“I think people, myself included, were expecting a more fashionable end to Bolt’s career,” said Jenny Kim (12), Bolt’s fan and varsity cross country member. “He is hailed as a sprinting legend, so people just naturally have higher expectations of him. Although he did win a bronze medal in his other race, this accomplishment paled in comparison to his numerous gold medals, which is why some would be disappointed.”
The actual reasons for Bolt’s injury is currently unknown, with various sources disagreeing on the matter. The official diagnosis made by the team doctor, as according to the Herald Sun, is a cramp in his left hamstring combined with the psychological pain from disappointment from the results of the race. However, according to The Independent, the Jamaican sprinting relay team points a finger at the World Athletics Championships organizers due to the race’s long delay.

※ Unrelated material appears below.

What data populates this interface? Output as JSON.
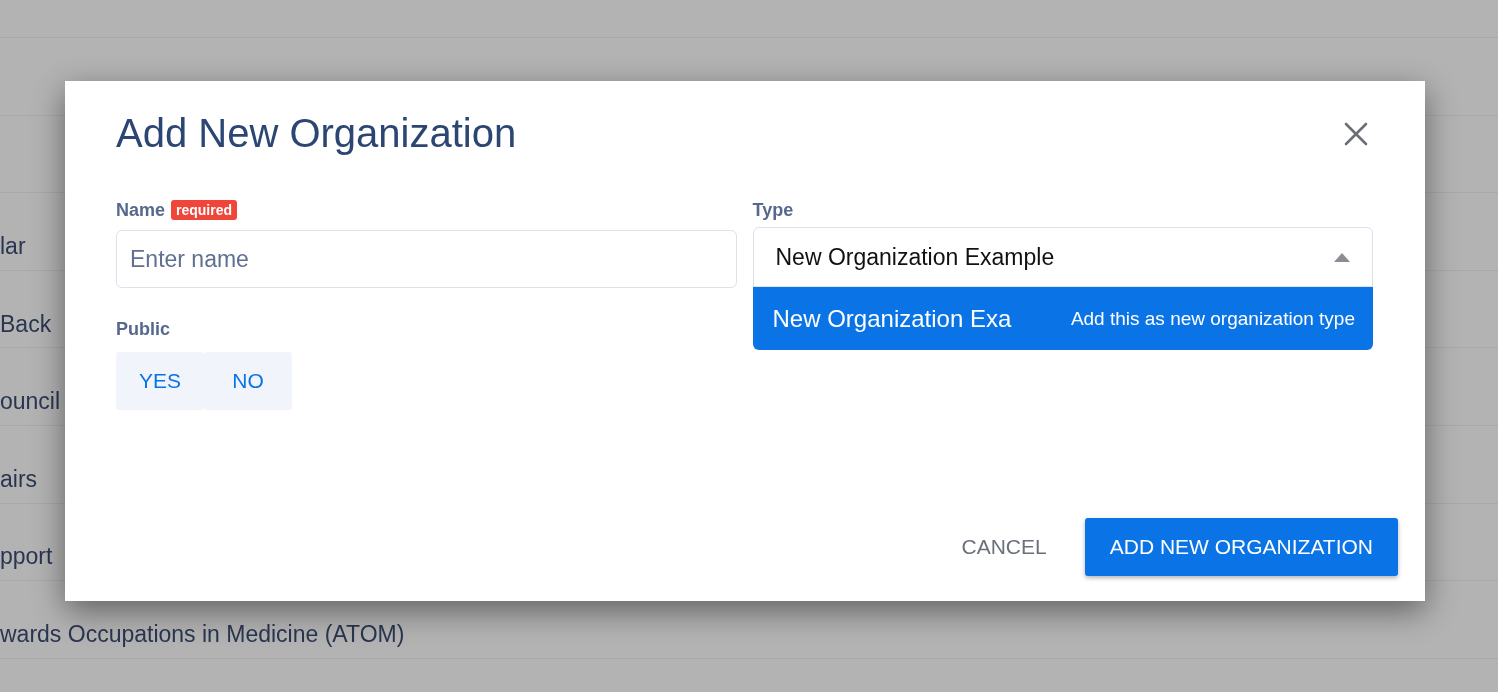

The runners had reportedly been kept waiting in the cold for more than 40 minutes that day, which some speculate is the reason Bolt was not in the best condition he could have been in.
“The hamstrings mainly function to bend your knees forward and move your hips backwards,” said Alyssa Shelby, Anatomy and Physiology teacher. “The hamstring is often connected to the lower back muscle, and his injury could thus be related to a lower back problem. However, as your muscles get colder, as is the case with Bolt, the blood vessels in your body constrict in order to keep blood in your core, so his hamstrings could not have recieved adequate blood flow.”
However, despite a potential end to his athletic career, Bolt seems to have other entrepreneurship opportunities in mind. According to Business Insider, he plans on investing his money in branching his restaurant to 15 or more locations in the UK. The restaurant, named Tracks & Records, has already seen huge success in Jamaica since its grand opening back in April 2011. In any case, it can be rest assured that Bolt will not fade out of the public eye any time soon.
“We see many headlines of retired sports athletes squandering their money very quickly,” said Ellie Cheong (11), Bolt’s fan. “So it makes me relieved that Bolt is not headed towards that same path: instead, he already has several popular restaurants in addition to more future business ventures.”